Nobody has to tell you that the economy is uncertain. You live it.
The job (if you have one) is shaky. The savings account (if you have one) is emptying. Debt (you have that!) is growing and your way of life has changed, perhaps forever.
You’d like to make your money go in a different direction but as far as you’re concerned, financial information might as well be written in Greek. But there’s help: if you just don’t get it, get “A Purse of Your Own” by Deborah Owens.
You’ve never invested in stocks because it’s scary, right? It’s hard to understand, and besides, you don’t have the money in the first place.
Wrong, says Owens. Take baby steps. Begin by looking at your assets, liabilities, and overall budget. When everything’s written down, you might be surprised to see that you can shave a little money here or there to invest. Even $5 a week can turn into thousands of dollars in profits if you have the patience.
Once you have a nest egg and are comfortable enough to invest, remember to do four things: diversify, diversify, diversify, and don’t let fear keep you from acting.
Because of the Internet, it’s easy to research the businesses in which you want to invest. Owens says to look for the companies whose business models reflect your values. Buy stock in those that make the products you like.
So how to get started? You can buy stocks online or you can use a broker; there are advantages and disadvantages to both. In either case, Owens says, a financial adviser may be your portfolio’s BFF.
Embrace the “7 Wealthy Habits,” one of which is to keep an eye on “the big picture.” Reach for more than what you can immediately see. Ignore naysayers but accept real help when it’s offered. Do your homework and pay attention. Never put your eggs in one basket. Educate yourself about investments, bonds, mutual funds and tax-deferred retirement plans by reading up on them. Treat your portfolio as you would a family member. Be sure to “pay it forward.”

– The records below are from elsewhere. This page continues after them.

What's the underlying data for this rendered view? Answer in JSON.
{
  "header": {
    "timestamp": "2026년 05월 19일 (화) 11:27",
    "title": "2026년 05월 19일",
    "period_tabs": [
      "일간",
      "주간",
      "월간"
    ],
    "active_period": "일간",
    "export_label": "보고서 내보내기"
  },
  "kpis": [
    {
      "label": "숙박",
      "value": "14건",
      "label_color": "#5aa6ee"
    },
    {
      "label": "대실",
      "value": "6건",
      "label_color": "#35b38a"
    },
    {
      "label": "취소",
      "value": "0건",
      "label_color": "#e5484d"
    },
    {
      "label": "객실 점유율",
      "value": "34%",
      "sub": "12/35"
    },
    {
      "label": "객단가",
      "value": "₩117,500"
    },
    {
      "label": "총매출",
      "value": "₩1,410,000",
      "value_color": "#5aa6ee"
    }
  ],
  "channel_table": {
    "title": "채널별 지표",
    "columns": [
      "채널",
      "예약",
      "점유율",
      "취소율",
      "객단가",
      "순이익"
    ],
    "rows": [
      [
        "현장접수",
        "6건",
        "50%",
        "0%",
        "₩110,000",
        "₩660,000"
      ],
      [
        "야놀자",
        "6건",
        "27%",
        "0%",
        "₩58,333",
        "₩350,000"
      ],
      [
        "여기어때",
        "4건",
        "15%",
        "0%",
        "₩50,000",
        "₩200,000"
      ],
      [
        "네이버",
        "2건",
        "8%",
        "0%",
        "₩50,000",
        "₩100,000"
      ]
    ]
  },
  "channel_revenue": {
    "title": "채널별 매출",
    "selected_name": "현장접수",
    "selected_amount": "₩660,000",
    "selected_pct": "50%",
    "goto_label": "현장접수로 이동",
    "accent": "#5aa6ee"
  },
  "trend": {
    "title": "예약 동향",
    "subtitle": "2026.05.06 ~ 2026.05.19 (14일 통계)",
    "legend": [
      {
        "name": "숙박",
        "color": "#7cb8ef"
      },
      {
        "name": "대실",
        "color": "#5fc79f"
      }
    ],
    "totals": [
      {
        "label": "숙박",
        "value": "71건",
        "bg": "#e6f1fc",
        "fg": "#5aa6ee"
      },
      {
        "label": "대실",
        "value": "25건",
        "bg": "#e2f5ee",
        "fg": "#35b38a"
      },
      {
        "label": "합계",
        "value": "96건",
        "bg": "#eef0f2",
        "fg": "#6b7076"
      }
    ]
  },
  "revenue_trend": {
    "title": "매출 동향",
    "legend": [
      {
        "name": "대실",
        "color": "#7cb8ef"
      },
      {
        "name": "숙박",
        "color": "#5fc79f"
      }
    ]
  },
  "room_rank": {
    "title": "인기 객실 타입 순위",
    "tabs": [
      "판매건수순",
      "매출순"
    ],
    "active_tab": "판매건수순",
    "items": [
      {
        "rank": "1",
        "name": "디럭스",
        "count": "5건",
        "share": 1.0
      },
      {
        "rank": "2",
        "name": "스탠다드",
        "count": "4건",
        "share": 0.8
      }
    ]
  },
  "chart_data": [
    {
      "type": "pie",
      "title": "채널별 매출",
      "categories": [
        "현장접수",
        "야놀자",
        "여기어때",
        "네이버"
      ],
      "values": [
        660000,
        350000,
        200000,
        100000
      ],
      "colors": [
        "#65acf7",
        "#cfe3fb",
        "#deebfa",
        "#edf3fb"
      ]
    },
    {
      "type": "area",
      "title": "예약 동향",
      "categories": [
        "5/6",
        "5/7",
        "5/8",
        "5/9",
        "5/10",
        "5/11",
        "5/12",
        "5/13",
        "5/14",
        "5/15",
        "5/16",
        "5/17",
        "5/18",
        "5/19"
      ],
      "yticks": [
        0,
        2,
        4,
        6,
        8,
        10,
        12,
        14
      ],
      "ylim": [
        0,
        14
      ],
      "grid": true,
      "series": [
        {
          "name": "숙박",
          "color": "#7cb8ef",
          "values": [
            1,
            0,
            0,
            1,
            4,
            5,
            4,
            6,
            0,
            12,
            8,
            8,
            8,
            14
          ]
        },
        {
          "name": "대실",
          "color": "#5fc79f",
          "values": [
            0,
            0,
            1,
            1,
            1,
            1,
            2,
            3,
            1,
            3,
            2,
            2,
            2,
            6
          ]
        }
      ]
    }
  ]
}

Tired of seeing your money disappear? Then dig in your purse, sharpen your pencil, and get ready to learn how to stop the drain by reading this book.
Owens’ advice is solid, real, and a little outside-the-box and the quizzes she includes (what is your Purseonality?) are eye-opening, all of which makes the entire finance industry seem seriously fun.
Even if you’ve only got a few dollars to spare but you want to see it grow, “A Purse of Your Own” is a book to bag. Invest a few dollars in it, and you’ll soon be investing like a pro.
(By Deborah Owens c.2010, Fireside Books $15/$19.99 Canada, 290 pages, includes index.)